“Before the end of the year, businesses will be able to share data freely with the Republic of Korea – safe in the knowledge that it will be protected to the high privacy standards we expect in the UK,” said digital minister Julia Lopez.
“Removing unnecessary burdens on businesses will help unleash innovation, drive growth and improve lives across both our countries.”
Ko Haksoo, chairperson of the Korean Personal Information Protection Commission, added: “It’s a great pleasure for us to see the outcome of the UK’s adequacy decision for the Republic of Korea today.
“I look forward to strengthening our partnership in promoting the trustworthy use and exchange of data between Korea and the UK based on a high level of data protection.”
Until now, UK organisations wanting to move data into South Korea would have needed multiple contractual safeguards in place, such as standard data protection clauses and binding corporate rules.
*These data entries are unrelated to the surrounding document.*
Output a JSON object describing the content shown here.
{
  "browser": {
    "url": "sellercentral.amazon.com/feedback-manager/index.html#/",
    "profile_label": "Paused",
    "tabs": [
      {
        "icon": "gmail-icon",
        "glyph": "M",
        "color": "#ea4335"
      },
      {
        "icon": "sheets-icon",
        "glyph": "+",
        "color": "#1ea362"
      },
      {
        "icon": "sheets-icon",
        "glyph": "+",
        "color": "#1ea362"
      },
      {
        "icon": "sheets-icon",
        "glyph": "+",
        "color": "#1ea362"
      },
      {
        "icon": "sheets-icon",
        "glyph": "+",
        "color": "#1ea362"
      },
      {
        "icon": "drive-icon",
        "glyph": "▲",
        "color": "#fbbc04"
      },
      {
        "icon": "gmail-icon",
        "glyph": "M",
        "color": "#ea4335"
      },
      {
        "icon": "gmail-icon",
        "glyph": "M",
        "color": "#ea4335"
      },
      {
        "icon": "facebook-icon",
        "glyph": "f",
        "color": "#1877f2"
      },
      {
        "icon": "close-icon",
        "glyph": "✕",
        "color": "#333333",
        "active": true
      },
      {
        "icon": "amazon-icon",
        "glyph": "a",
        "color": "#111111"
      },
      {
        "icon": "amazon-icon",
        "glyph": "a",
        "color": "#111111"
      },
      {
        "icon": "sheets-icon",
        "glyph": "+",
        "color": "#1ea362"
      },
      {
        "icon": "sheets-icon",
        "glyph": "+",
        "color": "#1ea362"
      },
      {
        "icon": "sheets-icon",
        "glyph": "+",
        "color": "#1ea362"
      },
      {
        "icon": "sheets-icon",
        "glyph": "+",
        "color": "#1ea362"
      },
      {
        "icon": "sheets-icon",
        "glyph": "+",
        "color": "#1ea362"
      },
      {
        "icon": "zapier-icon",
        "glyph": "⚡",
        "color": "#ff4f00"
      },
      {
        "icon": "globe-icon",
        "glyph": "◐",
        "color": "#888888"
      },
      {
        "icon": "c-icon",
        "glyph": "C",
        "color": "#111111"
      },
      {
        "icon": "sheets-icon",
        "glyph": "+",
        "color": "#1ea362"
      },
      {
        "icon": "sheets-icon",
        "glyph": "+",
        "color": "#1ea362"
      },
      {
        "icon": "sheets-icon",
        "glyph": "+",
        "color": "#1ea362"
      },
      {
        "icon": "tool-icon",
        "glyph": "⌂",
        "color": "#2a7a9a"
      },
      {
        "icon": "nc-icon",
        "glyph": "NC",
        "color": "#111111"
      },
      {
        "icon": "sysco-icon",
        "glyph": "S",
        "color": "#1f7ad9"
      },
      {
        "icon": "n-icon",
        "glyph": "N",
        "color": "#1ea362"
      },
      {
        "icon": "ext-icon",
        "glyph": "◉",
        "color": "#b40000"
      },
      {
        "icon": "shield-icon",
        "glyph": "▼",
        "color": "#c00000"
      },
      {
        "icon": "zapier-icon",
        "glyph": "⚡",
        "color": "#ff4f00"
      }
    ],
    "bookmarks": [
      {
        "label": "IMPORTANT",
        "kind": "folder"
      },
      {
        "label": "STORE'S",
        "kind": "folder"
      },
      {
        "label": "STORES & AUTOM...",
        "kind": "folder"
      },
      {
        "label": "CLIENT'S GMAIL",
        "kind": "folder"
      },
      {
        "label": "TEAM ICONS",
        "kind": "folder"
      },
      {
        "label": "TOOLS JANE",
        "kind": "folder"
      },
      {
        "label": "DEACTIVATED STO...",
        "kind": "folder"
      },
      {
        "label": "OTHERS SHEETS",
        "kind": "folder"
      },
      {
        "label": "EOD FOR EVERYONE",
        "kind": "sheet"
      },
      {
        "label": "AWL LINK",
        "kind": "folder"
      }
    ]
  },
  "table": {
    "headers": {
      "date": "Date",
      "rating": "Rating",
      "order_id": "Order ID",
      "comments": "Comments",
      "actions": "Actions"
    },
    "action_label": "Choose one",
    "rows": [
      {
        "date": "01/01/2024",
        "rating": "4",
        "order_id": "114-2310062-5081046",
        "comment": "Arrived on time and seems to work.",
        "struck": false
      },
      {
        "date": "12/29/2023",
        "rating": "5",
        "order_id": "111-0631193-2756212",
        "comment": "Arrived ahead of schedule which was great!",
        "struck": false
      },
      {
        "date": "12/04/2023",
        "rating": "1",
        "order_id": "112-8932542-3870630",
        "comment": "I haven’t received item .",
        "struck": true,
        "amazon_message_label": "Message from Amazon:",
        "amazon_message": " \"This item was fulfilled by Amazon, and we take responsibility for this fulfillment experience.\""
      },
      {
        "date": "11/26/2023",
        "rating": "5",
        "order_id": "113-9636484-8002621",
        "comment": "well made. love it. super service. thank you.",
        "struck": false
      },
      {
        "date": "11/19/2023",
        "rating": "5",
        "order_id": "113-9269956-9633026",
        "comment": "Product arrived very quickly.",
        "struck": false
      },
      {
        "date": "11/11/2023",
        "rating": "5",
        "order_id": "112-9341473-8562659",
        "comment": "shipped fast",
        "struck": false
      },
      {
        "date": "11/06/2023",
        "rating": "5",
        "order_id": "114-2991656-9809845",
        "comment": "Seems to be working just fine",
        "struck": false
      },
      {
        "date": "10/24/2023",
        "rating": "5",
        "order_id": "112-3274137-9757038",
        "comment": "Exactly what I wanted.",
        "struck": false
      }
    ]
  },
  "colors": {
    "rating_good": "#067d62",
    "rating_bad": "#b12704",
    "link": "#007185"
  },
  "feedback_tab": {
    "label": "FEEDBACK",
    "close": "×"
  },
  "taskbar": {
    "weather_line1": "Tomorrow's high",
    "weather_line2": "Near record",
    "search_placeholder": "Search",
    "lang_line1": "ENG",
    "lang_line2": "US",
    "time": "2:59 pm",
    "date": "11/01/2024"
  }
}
The new agreement will ease some of this burden, and it is hoped it may encourage more organisations, particularly small and medium-sized enterprises that may have avoided making international data transfers, to do so.
The government also hopes that removing barriers to data transfers will have a positive impact on research and innovation in areas such as medical research.
The legislation will now be laid in Parliament and is expected to come into force on 19 December 2022.
The government’s list of priority countries with which it is seeking to establish post-Brexit data adequacy agreements includes Australia, Colombia, Singapore and the US. Also on the list is the Dubai International Finance Centre, a special economic zone within Dubai that sits outside the legal remit of both the Emirate of Dubai and the federal system of the United Arab Emirates for such purposes.
The UK government said it was making “excellent progress” in assessment of these other markets, to which it believes global data-enabled services exports are worth as much as £80bn.